BEGIN Working data

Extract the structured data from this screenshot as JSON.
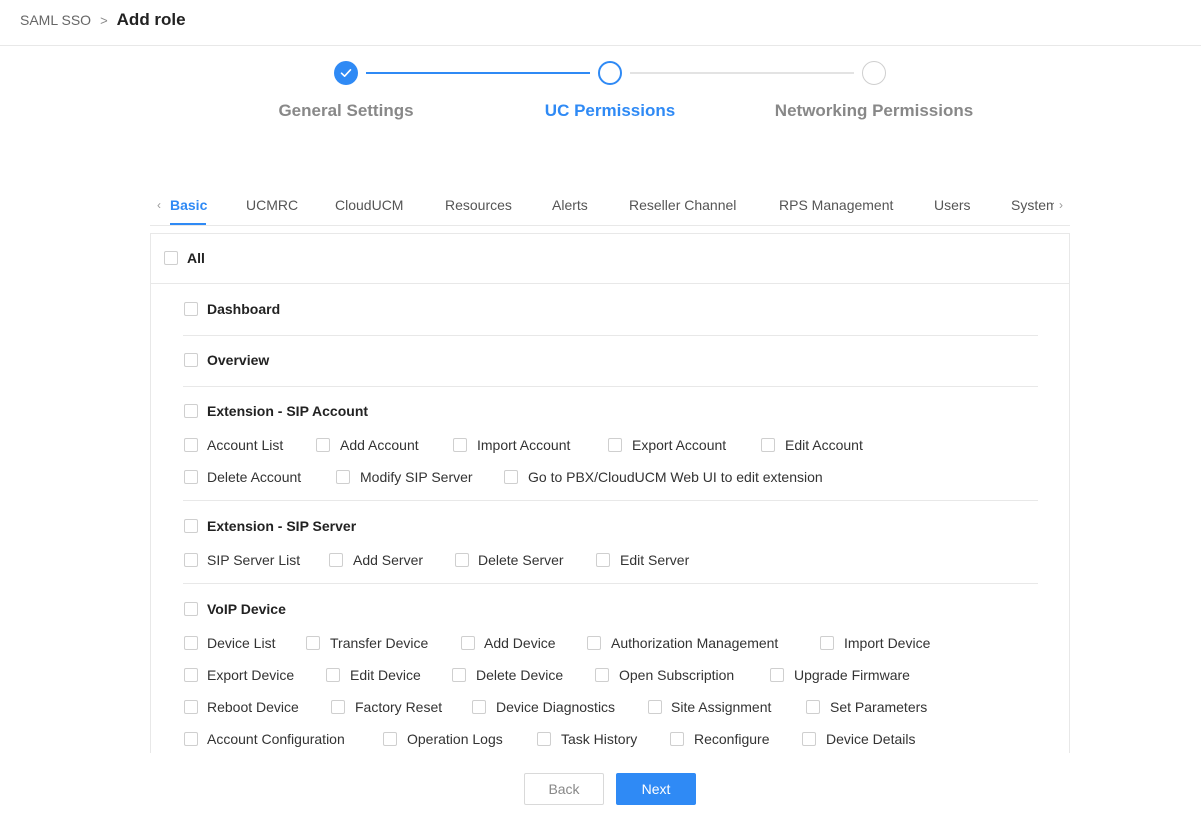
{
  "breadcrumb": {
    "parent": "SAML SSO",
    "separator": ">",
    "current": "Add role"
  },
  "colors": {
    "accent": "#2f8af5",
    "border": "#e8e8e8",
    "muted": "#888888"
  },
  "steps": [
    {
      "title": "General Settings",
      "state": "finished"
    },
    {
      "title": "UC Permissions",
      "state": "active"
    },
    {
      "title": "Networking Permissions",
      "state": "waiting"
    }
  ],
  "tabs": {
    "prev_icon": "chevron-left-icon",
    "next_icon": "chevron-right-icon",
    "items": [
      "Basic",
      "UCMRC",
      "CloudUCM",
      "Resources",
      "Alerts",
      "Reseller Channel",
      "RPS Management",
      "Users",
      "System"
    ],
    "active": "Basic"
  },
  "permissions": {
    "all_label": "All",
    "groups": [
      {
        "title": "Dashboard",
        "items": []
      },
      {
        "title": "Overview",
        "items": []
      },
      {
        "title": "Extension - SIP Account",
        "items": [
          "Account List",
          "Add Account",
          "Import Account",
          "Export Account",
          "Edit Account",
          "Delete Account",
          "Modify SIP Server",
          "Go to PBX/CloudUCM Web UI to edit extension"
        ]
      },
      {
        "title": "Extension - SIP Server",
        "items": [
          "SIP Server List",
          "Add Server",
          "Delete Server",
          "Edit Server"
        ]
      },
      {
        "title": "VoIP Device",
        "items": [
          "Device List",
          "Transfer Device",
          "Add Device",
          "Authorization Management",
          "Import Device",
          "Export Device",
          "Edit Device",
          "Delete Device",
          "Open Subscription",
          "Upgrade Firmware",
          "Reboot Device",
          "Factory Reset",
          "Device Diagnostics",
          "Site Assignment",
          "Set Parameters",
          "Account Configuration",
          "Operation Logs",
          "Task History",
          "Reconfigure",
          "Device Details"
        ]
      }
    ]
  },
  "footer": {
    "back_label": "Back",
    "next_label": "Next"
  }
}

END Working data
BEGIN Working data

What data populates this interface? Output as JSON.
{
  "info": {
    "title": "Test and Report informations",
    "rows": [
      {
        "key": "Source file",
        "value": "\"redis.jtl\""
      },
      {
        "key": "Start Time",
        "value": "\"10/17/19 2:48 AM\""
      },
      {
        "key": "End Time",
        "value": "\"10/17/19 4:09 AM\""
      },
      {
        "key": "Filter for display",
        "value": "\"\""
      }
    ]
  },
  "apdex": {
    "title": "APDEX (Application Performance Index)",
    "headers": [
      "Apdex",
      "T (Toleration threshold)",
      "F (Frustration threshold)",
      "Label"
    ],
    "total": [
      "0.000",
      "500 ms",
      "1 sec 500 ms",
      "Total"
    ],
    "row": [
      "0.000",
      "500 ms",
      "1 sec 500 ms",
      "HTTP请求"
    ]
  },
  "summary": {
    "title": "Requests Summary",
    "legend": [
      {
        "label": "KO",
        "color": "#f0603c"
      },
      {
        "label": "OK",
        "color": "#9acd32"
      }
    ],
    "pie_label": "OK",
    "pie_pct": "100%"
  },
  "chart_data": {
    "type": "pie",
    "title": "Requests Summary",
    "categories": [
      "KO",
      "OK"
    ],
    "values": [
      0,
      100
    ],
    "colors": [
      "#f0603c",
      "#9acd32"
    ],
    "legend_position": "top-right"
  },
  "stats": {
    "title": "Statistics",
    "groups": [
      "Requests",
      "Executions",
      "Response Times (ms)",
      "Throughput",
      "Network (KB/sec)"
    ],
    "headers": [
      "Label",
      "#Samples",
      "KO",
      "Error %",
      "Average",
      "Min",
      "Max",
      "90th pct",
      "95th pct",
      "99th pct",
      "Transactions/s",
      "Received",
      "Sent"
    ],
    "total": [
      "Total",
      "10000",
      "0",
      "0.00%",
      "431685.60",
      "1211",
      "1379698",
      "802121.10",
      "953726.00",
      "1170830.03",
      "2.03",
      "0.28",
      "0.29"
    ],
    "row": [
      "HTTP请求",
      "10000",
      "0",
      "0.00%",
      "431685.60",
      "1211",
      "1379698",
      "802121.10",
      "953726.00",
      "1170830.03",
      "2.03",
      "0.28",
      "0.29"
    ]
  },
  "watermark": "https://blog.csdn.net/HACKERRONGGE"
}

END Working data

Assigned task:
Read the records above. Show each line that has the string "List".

Completed task:
          "Account List",
          "SIP Server List",
          "Device List",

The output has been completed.